In a recent study, raters examining before-and-after photos of facelift… (S.Jezerinac/Custom Medical…)
It turns out plastic surgery really does make you look younger, one study has found — on average, in the case of one Canadian doctor’s patients, 7.2 years younger.
Some plastic surgeons “tend to use the terms more youthful and more refreshed, but precise quantification of these attributes has remained elusive,” a team of cosmetic surgeons wrote in a study published Monday in the Archives of Facial Plastic Surgery (italics theirs).
Hoping to come up with “an objective measure of surgical success” — and not have to depend solely on patient-reported satisfaction to assess the success of cosmetic surgery procedures — the researchers, from the University of Toronto in Canada and the NorthShore University Health System in Evanston, Ill., asked first-year medical students to view pictures of 60 patients (54 women and six men, age 45 to 72) upon whom one of the physicians, Dr. Peter A. Adamson, had operated. Of the surgical patients, 22 had facelifts and neck lifts only, 17 also had surgery on their upper and lower eyelids and 21 had the first two procedures as well as forehead lifts.
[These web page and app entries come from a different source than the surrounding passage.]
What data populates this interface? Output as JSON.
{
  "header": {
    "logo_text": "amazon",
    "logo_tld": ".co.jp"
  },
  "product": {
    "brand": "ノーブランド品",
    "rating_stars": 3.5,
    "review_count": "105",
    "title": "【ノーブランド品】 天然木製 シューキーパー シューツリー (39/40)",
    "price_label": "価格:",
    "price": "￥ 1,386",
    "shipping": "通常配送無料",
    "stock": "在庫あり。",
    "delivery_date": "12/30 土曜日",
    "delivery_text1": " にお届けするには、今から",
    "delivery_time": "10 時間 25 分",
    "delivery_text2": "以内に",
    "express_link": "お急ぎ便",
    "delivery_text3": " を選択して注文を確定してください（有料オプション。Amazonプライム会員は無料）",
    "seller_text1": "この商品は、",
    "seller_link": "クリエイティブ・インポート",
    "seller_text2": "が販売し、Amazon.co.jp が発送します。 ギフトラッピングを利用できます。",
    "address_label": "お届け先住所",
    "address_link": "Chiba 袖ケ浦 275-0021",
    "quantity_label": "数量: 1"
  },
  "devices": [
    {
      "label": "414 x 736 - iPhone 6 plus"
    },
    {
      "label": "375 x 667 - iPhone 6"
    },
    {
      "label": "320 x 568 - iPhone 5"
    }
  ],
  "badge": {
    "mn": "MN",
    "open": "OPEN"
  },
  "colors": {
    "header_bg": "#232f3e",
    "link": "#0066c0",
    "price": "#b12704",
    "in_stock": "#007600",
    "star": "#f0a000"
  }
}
The 40 medical-student “raters” were divided into four groups of 10. Each group viewed the same set of randomized patient photos — 30 pictures for each group, including photographs from before and six months after surgery — and provided estimated ages for the patients. On average, the med students estimated that the patients were 1.7 years younger than their actual chronological age before surgery and 8.9 years younger than their chronological age after surgery.
Patients who had more procedures generally looked younger, the raters reported. For patients in the first group, who had facelifts only, perceived age fell 5.7 years; in the facelift and eyelid group, it fell 7.5 years and in the group that also had forehead lifts it fell 8.4 years.
In other words, at least when it comes to Adamson’s patients, it’s not just surgery recipients who seem to think they look younger — plausibly younger, the surgeons suggested.
“Our results show a modest but significant reduction in perceived age after aesthetic facial surgery,” the co-authors wrote. “Although motivations for aesthetic surgery may vary, a prevailing concept includes the desire to achieve a more youthful appearance while maintaining one’s unique attributes and identifying characteristics. Given these expectations, a mean 7.2-year reduction in perceived age is indeed consistent with this goal.”